Description of the task> Where does "this" appear in the data? Return each line that holds it.

Data under study>
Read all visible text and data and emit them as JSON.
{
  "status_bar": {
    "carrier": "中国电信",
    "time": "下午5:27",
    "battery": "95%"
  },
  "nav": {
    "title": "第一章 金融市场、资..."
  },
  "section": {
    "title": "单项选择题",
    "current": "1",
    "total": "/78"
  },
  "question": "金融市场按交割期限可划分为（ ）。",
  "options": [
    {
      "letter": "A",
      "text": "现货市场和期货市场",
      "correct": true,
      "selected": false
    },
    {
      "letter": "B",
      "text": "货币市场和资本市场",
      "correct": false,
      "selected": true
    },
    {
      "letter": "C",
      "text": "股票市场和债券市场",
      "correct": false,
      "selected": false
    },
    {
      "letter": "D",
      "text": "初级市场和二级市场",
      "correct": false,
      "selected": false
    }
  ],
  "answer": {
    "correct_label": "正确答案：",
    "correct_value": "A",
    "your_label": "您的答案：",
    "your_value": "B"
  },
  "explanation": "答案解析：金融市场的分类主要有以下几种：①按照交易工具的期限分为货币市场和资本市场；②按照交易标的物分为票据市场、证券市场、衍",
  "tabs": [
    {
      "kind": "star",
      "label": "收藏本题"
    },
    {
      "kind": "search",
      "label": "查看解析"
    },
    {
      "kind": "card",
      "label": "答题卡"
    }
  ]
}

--

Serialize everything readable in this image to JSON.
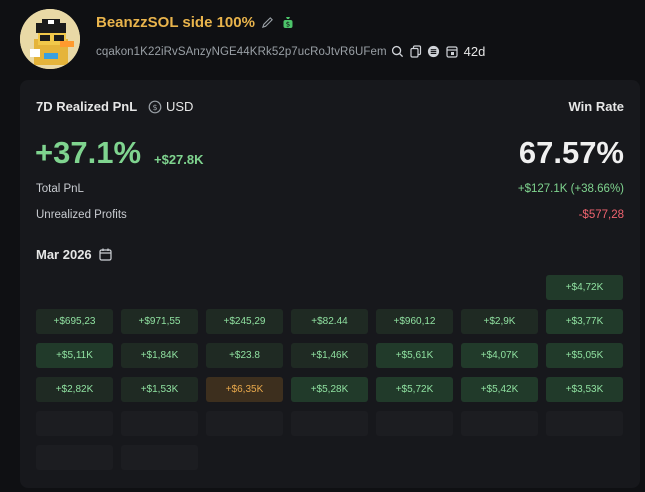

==

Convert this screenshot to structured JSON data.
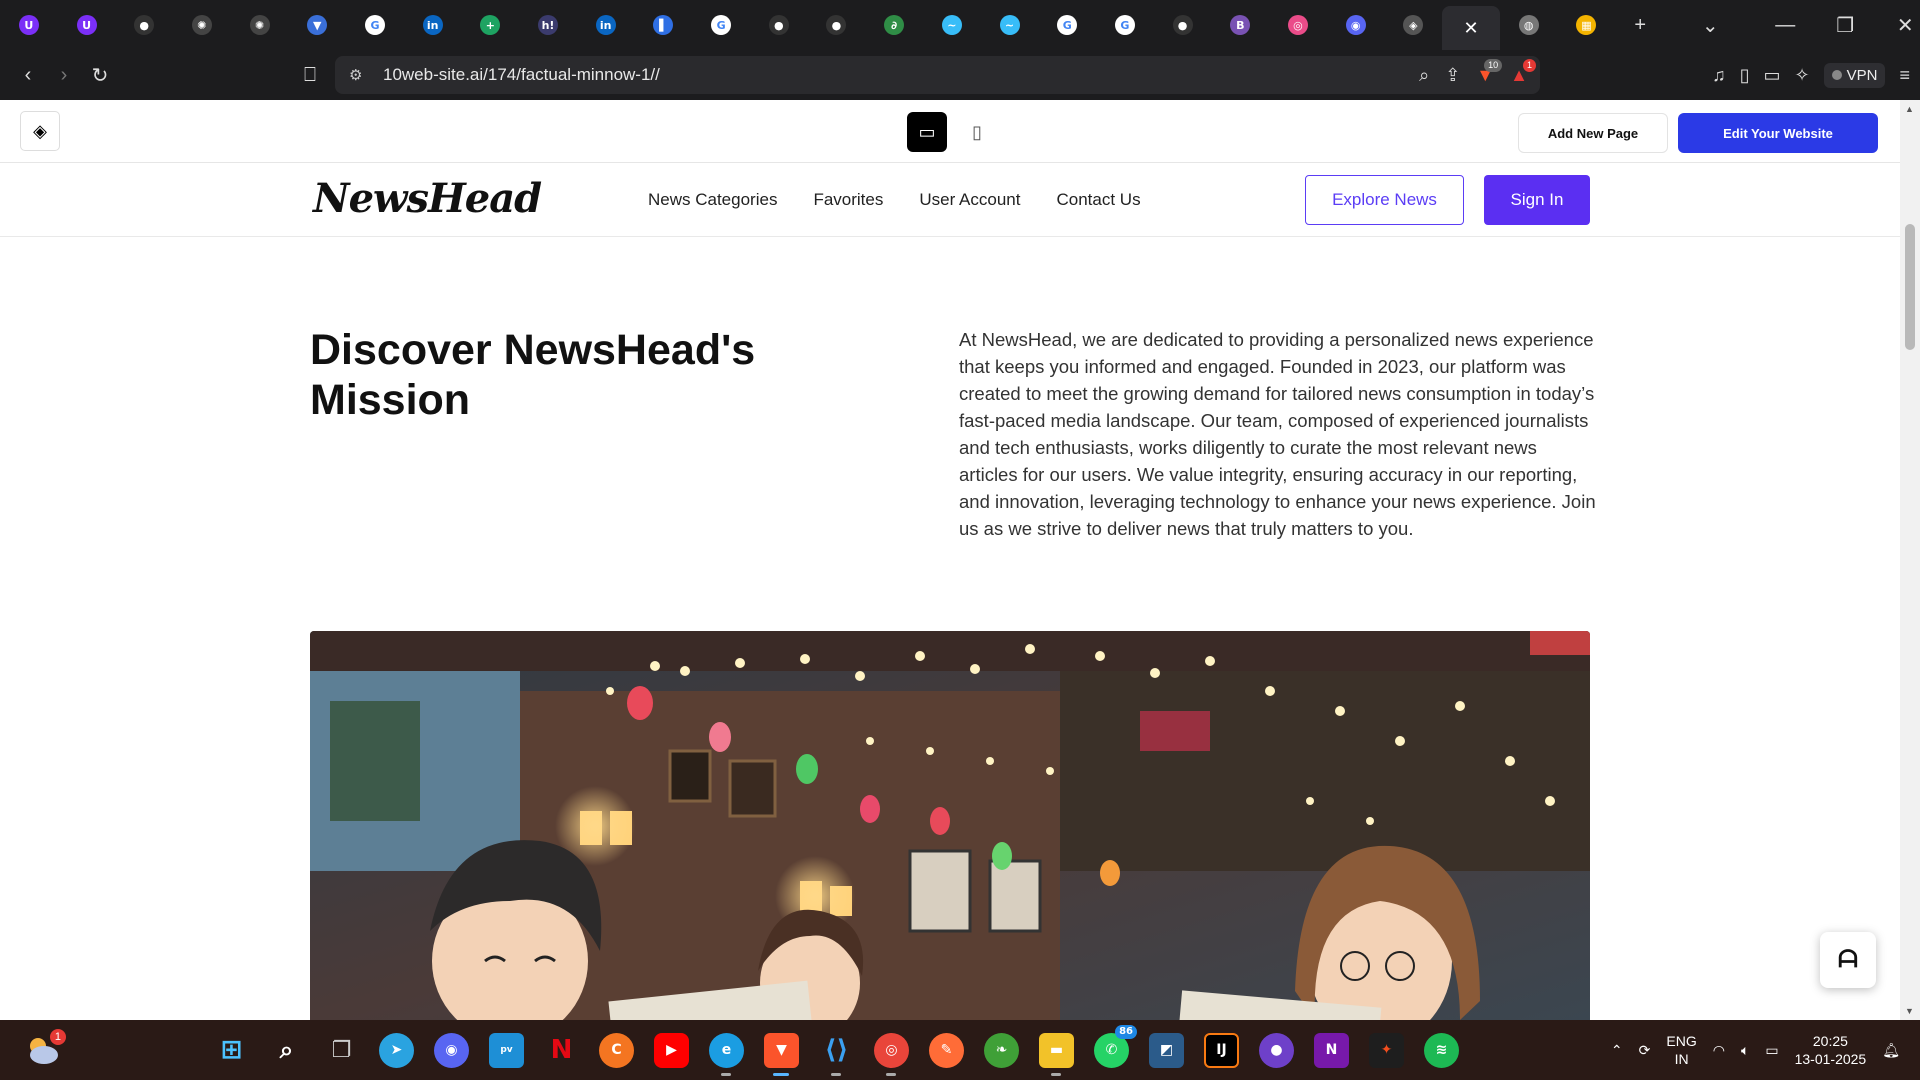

Result of the exercise>
Serialize everything readable in this image to JSON.
Convert this screenshot to structured JSON data.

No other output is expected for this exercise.